▶ [Instructions for the task]:
Tell how many lines in the data below contain "PIVOT", using one number as the whole reply.

Collection entries:
• • • •
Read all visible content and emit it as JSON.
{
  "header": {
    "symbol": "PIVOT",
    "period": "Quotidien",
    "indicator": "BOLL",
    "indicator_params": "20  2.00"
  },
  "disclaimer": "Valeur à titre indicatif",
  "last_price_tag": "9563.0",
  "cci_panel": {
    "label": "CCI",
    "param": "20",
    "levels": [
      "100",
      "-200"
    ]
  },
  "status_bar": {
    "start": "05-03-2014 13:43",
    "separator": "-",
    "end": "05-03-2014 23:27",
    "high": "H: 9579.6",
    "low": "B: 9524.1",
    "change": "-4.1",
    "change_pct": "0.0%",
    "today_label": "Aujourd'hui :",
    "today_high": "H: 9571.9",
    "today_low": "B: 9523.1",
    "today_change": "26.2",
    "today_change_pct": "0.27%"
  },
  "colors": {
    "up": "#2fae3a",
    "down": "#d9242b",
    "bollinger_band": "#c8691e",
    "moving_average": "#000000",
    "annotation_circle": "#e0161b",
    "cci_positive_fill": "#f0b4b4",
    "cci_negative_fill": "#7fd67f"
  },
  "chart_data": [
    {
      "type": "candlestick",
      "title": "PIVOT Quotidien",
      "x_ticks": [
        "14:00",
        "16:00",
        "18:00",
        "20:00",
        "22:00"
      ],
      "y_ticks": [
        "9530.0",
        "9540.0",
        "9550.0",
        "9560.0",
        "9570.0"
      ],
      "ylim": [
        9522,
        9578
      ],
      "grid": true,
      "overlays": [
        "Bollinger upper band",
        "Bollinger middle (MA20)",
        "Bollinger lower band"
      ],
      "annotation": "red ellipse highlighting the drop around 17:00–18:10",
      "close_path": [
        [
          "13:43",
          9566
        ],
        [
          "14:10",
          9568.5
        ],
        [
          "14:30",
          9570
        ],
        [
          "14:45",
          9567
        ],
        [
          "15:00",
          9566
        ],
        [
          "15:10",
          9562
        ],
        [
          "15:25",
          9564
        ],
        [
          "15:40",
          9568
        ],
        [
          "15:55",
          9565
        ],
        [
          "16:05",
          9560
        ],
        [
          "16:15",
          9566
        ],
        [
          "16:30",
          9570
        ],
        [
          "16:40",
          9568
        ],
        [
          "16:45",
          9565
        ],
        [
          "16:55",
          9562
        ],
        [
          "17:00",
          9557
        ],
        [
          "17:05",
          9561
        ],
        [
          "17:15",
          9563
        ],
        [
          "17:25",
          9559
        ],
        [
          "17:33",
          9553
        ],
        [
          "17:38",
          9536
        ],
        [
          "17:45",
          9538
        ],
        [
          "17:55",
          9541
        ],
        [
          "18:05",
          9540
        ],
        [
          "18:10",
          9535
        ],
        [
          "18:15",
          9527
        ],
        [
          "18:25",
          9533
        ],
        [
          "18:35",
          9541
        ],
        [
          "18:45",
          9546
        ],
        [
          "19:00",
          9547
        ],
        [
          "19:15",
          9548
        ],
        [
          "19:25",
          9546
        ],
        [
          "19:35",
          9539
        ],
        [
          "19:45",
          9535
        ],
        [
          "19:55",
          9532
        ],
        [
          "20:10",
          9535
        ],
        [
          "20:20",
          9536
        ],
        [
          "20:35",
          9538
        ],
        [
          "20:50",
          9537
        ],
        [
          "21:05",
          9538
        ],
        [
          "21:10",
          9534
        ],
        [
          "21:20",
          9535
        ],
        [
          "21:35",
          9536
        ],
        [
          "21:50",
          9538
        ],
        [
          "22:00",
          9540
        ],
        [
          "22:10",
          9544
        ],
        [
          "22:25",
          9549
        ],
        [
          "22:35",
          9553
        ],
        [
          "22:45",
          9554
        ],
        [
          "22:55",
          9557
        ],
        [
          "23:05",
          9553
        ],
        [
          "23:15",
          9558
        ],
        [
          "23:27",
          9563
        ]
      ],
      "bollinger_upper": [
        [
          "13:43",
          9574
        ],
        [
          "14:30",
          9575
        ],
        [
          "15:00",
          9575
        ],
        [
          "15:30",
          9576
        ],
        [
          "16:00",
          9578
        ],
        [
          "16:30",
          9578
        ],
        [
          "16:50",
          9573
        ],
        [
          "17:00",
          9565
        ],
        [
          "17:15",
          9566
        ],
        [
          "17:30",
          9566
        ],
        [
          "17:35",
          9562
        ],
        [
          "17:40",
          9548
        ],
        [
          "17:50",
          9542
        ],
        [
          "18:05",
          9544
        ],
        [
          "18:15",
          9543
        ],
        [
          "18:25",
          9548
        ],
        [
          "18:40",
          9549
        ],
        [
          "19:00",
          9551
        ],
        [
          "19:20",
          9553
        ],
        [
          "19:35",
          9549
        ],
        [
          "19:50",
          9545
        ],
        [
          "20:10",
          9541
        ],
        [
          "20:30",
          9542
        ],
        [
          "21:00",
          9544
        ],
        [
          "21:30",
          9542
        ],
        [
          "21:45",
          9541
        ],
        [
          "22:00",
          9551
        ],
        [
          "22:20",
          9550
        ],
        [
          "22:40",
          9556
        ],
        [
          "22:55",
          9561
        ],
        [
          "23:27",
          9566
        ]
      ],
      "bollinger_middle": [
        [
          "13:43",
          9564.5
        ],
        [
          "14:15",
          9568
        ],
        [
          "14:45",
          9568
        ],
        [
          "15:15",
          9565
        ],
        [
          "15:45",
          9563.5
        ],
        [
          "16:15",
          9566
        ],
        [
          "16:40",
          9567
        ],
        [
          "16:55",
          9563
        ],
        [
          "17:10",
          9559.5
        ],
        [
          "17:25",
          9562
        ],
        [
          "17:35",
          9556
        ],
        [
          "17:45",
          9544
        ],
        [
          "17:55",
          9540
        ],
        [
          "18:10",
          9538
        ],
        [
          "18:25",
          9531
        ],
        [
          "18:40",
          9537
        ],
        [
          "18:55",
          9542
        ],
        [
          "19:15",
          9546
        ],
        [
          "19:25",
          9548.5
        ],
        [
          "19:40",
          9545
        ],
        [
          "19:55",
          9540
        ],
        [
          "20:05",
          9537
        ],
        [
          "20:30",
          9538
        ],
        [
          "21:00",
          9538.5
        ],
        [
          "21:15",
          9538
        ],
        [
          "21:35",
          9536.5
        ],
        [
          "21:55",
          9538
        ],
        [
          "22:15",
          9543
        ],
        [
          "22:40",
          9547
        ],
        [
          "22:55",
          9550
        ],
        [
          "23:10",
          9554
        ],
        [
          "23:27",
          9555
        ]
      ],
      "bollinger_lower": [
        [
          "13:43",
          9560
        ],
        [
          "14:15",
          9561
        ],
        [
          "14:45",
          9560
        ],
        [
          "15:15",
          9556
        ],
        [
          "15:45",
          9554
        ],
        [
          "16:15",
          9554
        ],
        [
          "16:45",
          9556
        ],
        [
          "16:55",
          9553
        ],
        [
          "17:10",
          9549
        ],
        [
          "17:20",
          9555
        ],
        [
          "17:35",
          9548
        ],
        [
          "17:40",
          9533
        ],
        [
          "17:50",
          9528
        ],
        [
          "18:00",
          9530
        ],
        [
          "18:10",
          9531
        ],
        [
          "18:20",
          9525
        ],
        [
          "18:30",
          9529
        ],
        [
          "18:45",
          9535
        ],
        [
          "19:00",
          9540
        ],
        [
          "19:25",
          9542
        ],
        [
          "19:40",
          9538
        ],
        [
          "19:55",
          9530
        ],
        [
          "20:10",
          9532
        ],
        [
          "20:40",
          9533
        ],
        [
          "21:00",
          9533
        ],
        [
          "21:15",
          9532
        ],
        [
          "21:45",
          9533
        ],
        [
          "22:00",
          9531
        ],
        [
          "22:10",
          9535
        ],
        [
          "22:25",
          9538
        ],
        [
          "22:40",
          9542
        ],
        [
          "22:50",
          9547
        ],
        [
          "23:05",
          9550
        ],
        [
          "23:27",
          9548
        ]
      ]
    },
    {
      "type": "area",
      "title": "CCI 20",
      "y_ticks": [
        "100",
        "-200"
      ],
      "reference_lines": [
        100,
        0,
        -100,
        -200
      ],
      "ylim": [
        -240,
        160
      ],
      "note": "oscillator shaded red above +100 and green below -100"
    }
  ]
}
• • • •
▶ [Solution for this problem]:
2